→ **Required action**
In the material below, which lines hold the word "mirror"? Pick each one out.

→ **Given records**
--------

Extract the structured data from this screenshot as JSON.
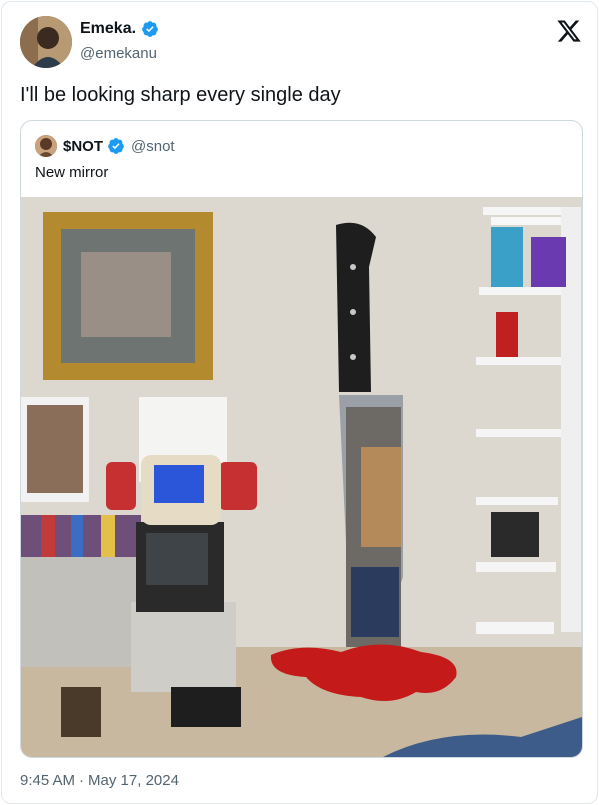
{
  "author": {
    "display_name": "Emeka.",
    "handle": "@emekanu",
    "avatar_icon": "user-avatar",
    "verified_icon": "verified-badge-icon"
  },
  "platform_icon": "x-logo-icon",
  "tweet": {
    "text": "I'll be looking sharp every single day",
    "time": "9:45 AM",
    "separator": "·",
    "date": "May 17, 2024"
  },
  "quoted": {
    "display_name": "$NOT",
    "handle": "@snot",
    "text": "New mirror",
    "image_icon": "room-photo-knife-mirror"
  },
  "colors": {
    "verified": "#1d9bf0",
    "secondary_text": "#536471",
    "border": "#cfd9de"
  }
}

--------

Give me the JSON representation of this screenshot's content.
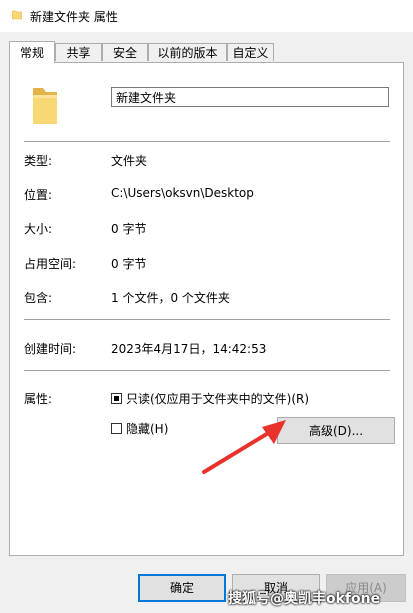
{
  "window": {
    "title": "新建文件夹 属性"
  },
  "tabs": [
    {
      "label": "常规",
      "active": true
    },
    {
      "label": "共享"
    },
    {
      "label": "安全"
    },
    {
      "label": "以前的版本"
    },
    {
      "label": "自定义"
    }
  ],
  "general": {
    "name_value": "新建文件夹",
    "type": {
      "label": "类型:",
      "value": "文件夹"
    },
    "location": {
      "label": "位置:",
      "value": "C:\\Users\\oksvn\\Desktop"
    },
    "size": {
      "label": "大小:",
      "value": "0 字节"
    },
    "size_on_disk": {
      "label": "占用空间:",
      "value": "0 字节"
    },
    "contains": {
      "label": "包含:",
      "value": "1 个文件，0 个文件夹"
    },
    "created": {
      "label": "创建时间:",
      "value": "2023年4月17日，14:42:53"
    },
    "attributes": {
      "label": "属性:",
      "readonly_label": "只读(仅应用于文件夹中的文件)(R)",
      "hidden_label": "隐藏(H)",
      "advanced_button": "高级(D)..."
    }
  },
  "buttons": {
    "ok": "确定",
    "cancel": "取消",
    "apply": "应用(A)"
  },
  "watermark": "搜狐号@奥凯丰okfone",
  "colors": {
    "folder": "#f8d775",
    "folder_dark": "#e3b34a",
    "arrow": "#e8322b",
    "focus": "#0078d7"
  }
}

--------

→ **Final answer**
    "text": "New mirror",
    "image_icon": "room-photo-knife-mirror"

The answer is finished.